J. Albaladejo*, M. Martinez-Mena, R. Ortiz, J. Lopez, V.Castillo

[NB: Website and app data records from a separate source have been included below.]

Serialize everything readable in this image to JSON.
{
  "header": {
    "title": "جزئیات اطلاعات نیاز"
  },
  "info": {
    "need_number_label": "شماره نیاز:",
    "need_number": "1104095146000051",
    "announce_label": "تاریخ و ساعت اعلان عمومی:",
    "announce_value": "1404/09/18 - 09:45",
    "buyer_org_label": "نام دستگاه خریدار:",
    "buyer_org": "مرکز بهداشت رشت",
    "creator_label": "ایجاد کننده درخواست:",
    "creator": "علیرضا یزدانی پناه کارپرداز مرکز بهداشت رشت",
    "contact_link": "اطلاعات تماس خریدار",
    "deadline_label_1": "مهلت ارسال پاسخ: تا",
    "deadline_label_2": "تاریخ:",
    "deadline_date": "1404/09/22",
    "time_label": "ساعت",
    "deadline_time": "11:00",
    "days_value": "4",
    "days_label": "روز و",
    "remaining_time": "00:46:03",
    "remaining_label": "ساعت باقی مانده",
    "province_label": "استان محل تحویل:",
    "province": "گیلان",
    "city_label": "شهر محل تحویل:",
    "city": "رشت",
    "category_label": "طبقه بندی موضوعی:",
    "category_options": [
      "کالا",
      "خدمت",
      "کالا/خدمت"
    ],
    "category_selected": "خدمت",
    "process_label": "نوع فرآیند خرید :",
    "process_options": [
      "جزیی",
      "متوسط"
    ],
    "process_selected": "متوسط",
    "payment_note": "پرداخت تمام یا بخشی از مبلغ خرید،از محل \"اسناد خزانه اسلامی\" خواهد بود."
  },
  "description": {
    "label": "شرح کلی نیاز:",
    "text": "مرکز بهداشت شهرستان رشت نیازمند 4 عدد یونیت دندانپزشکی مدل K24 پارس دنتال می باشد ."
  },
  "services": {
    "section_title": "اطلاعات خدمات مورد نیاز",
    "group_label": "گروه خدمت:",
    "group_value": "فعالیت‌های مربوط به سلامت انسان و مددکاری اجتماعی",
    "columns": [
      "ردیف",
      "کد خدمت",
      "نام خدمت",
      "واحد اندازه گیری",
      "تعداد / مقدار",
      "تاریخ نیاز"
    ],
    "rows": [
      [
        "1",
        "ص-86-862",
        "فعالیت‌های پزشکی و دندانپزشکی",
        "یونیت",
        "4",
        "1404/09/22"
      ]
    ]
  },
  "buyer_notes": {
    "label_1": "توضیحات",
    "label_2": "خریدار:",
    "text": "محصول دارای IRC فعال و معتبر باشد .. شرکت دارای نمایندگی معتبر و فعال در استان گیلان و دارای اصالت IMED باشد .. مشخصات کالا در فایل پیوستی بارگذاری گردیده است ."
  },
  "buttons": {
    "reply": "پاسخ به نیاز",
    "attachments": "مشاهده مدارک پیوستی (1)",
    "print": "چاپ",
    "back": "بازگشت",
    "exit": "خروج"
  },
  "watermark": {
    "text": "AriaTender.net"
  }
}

Soil erosion and degradation in desertification-prone areas lead to a drastic decrease in the soil potential for carbon sequestration. Restoration of degraded lands could be a way to reverse this environmental degradation process in semiarid areas and mitigation of greenhouse gases. The strategy of restoration used in this experiment starts from the hypothesis that the improvement of soil characteristics favours the growth of a spontaneous vegetal cover, stimulating de carbon cycle. The aim was to evaluate the effectiveness at medium-long term of a unique addition of organic refuse on the soil potential for carbon sequestration. An addition of 25 kg m-2 of solid urban refuse was applied, in 1988, into the top 10 cm of a 85 m-2 plot, with other plot without treatment as control. The plots are sited in an open scrubland, (2-4% cover) of desertic appearance, with 5% slope. The climate is semiarid to arid with 300mm of average total annual precipitation and 17º C annual mean temperature. The soil is a Xeric Torriorthent with high physical and biological degradation. Sixteen years later a monitoring was carried out to state the lasting of the organic addition effect on the SOC pools and soil physical characteristics improvement. The TOC contents were 9.5 g kg­-1 and 16.4 g kg-1 in the control and restored plots respectively. This mean 1.42 kg m-2and 2.46 kg m-1 of OC in the control and restored plot, respectively, in the top 10cm of the soil. Thus, the land restoration led to 10.3 Mg ha-1 of C sequestration. An important pool of the sequestered C remains in the soil as recalcitrant pool. This assumption may be supported by two facts: 1) The texture is coarser in the restored plot than in the control, probably due to the increase in microaggregates clay-humus, strongly stabilized and very difficult to breakdown for chemical dispersion, and 2) The higher difference between TOC and humic substances C in the restored plot, showing that an important proportion of SOC after restoration, was incorporated into the soil as long-term stable humin. Likewise, statistically significant higher values in bulk density, saturated hydraulic conductivity and aggregate stability were displayed in the restored plot at 0-10 cm depth. Soil porosity and water retention capacity showed, as well, higher mean values in the restored plot, but without significant differences. In addition, soil erosion was strongly reduced. The ratio annual sediment in restored plot/annual sediment in control plot, range from 18.8.10-3 to 1.7.10-3 along the years. The results obtained in this experiment point out the effectiveness of restoration of eroded and degraded soils, by means of an unique addition of organic amendment, to increase the recalcitrant pool of  SOC.